Patricia Alexander knew she needed a mammogram but just couldn’t find the time. “Every time I made an appointment, something would come up,” said Alexander, 53, who lives in Moreno Valley, Calif.

Source: http://www.news-medical.net

Blood pressure begins to decrease about 14 years before death, study finds

Blood pressure in the elderly gradually begins to decrease about 14 or so years before death, according to a new study published today in the Journal of the American Medical Association Internal Medicine.+

Source: http://www.news-medical.net

Penn Medicine's first-of-its-kind app aims to enhance care for bariatric surgery patients

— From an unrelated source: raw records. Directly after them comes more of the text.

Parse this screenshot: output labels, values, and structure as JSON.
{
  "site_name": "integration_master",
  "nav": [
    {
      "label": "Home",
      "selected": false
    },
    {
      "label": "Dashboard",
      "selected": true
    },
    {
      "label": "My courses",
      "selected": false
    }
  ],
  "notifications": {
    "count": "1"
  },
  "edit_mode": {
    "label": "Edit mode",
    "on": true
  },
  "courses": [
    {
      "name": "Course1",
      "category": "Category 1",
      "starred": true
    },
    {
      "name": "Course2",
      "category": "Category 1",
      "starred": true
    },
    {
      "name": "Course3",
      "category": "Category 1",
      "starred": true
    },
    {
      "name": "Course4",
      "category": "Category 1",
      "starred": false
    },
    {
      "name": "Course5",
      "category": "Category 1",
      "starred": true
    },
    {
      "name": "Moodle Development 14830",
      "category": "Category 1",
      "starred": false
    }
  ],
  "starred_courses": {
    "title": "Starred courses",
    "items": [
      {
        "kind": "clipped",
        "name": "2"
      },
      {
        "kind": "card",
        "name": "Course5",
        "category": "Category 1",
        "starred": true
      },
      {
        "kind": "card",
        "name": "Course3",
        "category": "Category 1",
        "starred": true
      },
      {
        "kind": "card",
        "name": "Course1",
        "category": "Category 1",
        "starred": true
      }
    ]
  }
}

For many patients on the road to bariatric surgery, the process may seem daunting: track steps and exercise, record caloric and water intake, monitor sleep time, alter diet, etc. Pair this daily lifestyle management with clinic appointments, evaluations, and the stress that often comes with any kind of surgery, and patients may become too overwhelmed to move forward with their goals.

Source: http://www.news-medical.net